**Aim of the task:** In the listing that follows, tally the lines containing "true"; give the count and nothing more.

####

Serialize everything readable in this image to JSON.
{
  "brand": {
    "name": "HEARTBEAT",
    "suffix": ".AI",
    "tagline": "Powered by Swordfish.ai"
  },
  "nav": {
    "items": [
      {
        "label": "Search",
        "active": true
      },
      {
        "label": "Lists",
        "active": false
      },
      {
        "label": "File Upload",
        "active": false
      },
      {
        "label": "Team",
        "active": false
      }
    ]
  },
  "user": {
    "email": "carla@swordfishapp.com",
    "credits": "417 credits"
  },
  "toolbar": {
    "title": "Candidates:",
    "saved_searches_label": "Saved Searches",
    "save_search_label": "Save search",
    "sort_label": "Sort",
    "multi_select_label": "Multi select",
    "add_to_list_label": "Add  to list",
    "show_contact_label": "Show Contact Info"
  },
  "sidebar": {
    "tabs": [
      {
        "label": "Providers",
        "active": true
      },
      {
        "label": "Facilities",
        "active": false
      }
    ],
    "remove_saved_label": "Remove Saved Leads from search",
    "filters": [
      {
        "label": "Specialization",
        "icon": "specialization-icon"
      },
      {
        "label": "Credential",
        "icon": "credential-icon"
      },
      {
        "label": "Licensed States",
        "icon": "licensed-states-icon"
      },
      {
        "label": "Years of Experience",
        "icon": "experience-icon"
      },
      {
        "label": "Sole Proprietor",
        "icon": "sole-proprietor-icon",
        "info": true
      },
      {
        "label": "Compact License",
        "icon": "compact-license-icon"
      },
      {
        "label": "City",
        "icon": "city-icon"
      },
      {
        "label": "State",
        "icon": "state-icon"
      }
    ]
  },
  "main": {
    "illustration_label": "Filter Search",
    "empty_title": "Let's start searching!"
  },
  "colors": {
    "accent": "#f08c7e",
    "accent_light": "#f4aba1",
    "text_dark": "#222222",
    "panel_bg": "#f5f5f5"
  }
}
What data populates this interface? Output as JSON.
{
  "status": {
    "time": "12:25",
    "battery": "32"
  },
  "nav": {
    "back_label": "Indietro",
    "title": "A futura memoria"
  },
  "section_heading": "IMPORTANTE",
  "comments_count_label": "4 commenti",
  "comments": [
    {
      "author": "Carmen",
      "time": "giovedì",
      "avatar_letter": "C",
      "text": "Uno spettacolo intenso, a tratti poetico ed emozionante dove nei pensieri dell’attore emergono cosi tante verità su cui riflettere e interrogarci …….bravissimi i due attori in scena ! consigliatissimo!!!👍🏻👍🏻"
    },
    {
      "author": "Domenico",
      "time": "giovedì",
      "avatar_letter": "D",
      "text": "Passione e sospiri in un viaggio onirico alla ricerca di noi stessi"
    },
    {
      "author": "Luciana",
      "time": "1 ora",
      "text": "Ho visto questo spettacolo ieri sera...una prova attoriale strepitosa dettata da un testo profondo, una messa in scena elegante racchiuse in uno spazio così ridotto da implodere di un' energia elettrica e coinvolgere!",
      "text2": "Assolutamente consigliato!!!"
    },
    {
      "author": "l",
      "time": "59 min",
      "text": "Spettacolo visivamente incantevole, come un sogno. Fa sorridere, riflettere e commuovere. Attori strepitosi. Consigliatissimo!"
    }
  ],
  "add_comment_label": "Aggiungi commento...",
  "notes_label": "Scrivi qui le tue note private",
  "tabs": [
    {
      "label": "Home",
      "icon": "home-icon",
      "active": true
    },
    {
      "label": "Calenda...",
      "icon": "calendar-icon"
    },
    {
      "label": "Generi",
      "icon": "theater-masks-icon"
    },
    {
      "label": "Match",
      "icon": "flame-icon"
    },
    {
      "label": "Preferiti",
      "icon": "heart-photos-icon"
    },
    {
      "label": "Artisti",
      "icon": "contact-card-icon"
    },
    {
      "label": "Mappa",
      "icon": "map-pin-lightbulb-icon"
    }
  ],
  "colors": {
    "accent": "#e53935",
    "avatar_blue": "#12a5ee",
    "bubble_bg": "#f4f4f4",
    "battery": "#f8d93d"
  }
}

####

**Result:** 4